# Record excerpts:
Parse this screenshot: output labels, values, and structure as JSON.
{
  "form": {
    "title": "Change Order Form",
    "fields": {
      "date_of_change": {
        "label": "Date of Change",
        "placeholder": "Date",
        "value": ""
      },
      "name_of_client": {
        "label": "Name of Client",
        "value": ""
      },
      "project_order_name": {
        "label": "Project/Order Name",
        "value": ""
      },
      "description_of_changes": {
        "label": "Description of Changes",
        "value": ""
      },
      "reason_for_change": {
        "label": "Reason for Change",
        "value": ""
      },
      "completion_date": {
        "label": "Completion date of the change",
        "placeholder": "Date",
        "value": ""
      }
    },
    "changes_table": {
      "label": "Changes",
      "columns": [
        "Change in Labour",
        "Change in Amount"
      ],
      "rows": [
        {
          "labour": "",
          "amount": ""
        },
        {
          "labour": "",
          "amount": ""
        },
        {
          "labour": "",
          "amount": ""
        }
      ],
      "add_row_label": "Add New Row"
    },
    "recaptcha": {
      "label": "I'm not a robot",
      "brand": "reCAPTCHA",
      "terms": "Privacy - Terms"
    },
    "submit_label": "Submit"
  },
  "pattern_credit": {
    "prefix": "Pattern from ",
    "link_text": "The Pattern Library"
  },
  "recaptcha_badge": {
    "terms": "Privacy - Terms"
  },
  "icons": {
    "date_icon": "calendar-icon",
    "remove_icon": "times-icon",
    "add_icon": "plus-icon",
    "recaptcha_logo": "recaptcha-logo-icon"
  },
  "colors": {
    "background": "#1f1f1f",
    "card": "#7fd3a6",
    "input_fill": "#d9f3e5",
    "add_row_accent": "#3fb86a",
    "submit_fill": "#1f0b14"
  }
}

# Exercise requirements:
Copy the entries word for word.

# Solution below:
Parse this screenshot: output labels, values, and structure as JSON.
{
  "form": {
    "title": "Change Order Form",
    "fields": {
      "date_of_change": {
        "label": "Date of Change",
        "placeholder": "Date",
        "value": ""
      },
      "name_of_client": {
        "label": "Name of Client",
        "value": ""
      },
      "project_order_name": {
        "label": "Project/Order Name",
        "value": ""
      },
      "description_of_changes": {
        "label": "Description of Changes",
        "value": ""
      },
      "reason_for_change": {
        "label": "Reason for Change",
        "value": ""
      },
      "completion_date": {
        "label": "Completion date of the change",
        "placeholder": "Date",
        "value": ""
      }
    },
    "changes_table": {
      "label": "Changes",
      "columns": [
        "Change in Labour",
        "Change in Amount"
      ],
      "rows": [
        {
          "labour": "",
          "amount": ""
        },
        {
          "labour": "",
          "amount": ""
        },
        {
          "labour": "",
          "amount": ""
        }
      ],
      "add_row_label": "Add New Row"
    },
    "recaptcha": {
      "label": "I'm not a robot",
      "brand": "reCAPTCHA",
      "terms": "Privacy - Terms"
    },
    "submit_label": "Submit"
  },
  "pattern_credit": {
    "prefix": "Pattern from ",
    "link_text": "The Pattern Library"
  },
  "recaptcha_badge": {
    "terms": "Privacy - Terms"
  },
  "icons": {
    "date_icon": "calendar-icon",
    "remove_icon": "times-icon",
    "add_icon": "plus-icon",
    "recaptcha_logo": "recaptcha-logo-icon"
  },
  "colors": {
    "background": "#1f1f1f",
    "card": "#7fd3a6",
    "input_fill": "#d9f3e5",
    "add_row_accent": "#3fb86a",
    "submit_fill": "#1f0b14"
  }
}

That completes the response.